One philosopher, ignorant of the Marxism that Stalinism tried to hide,
belonging to the neoliberal intellectual litter that generated the
de-ideologization of the social sciences in Cuba (an action promoted
after the fall of "real socialism") said that Marxism has been unable to
explain those events and that it has failed to offer a viable
alternative to capitalism. Clearly this academic has not read Cuban
historian Ariel Dacal Diaz, not to mention others who have not been
published at home.

It was that same rejection of Marxist political-economy that
ideologically dismantled the Communist Party itself and has in good
measure led to the position of "updating the model" when what needs
changing are the state-centrist and wage-labor foundations of the Cuban
"socialist" system.

In the genesis of Stalinism there was subordination to a sole way of
thinking, one that failed to understand that capitalism is a mode of
production sustained by a number of pillars: the exploitation of wage
labor, the concentration of ownership and production output, and the
continuation of forms of social domination and oppression.

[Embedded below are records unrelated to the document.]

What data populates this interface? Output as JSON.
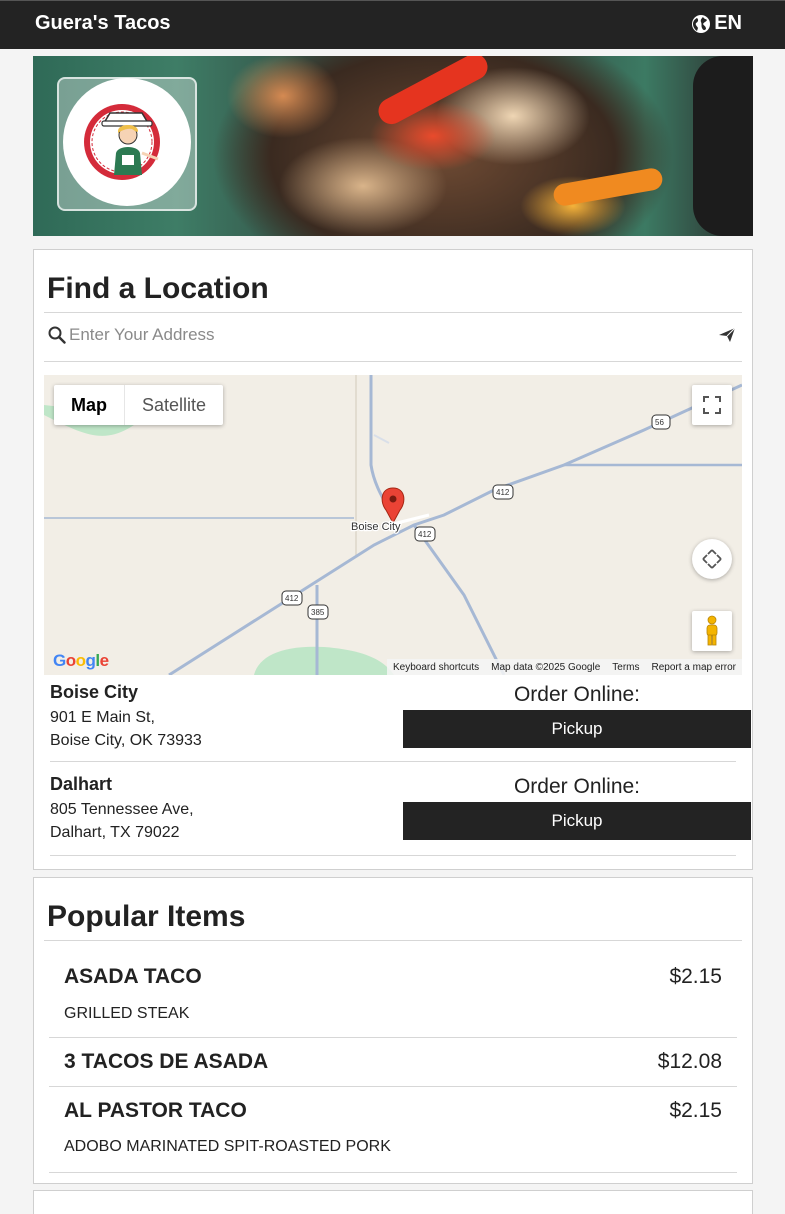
{
  "header": {
    "brand": "Guera's Tacos",
    "language": "EN"
  },
  "hero": {
    "logo_text": "Guera's Tacos"
  },
  "find_location": {
    "title": "Find a Location",
    "search_placeholder": "Enter Your Address",
    "map": {
      "tabs": [
        "Map",
        "Satellite"
      ],
      "place_label": "Boise City",
      "road_shields": [
        "56",
        "412",
        "412",
        "412",
        "385"
      ],
      "footer": [
        "Keyboard shortcuts",
        "Map data ©2025 Google",
        "Terms",
        "Report a map error"
      ],
      "logo": "Google"
    },
    "locations": [
      {
        "name": "Boise City",
        "address_line1": "901 E Main St,",
        "address_line2": "Boise City, OK 73933",
        "order_label": "Order Online:",
        "button_label": "Pickup"
      },
      {
        "name": "Dalhart",
        "address_line1": "805 Tennessee Ave,",
        "address_line2": "Dalhart, TX 79022",
        "order_label": "Order Online:",
        "button_label": "Pickup"
      }
    ]
  },
  "popular": {
    "title": "Popular Items",
    "items": [
      {
        "name": "ASADA TACO",
        "price": "$2.15",
        "description": "GRILLED STEAK"
      },
      {
        "name": "3 TACOS DE ASADA",
        "price": "$12.08",
        "description": ""
      },
      {
        "name": "AL PASTOR TACO",
        "price": "$2.15",
        "description": "ADOBO MARINATED SPIT-ROASTED PORK"
      }
    ]
  }
}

There was no real understanding that socialism implied the greatest
freedom of thought and a gradual advance toward new forms of production
different from wage-labor production, and that it entailed the
socialization (non-statization) of ownership and output, along with the
democratization of the country's political life and the de-alienation of
society through the elimination of all forms of oppression.

The basic error was the oversimplified identification of capitalism with
a system of government and socialism with a form of distribution. From
all of that were derived multiple political errors, such as combating
all bourgeois-democratic forms of government, absolutizing the armed
struggle as the path to revolution, underestimating transformations in
the forms of production within the core of the capitalist system itself,
looking down on the economic struggles of workers, the negation of
self-management, and a host of other mistakes.

Neutralizing the "carbide effect" will demand the participation of
everyone: communists, socialists, revolutionaries, national democrats
and all Cubans of good will. Neo-Stalinist philosophy, methods and
concepts must be disassembled within the party, within the government
and within all of society to make the "unity of the nation" a reality
and to truly turn Cuba into a country "with all and for the well-being
of all."

The Sixth Congress of the Communist Party of Cuba left a plan that looks
more like capitalization than socialization, promoting differences
rather than equality. The Party conference scheduled for this coming
January could correct that path and rescue the libertarian, democratic,
socializing and comradely contents of the revolution, those elements
than many of us continue attempting to secure.

My colleagues and I have contributed to the debate around the current
situation and various perspectives, and we continue to be willing to do
so in any setting. We are ready to explain our position to the
government, the opposition or any other interested parties.


Three years ago the document "Cuba Needs a Participative and Democratic
Socialism. Programmatic Proposals" was published.

Pedro Campos: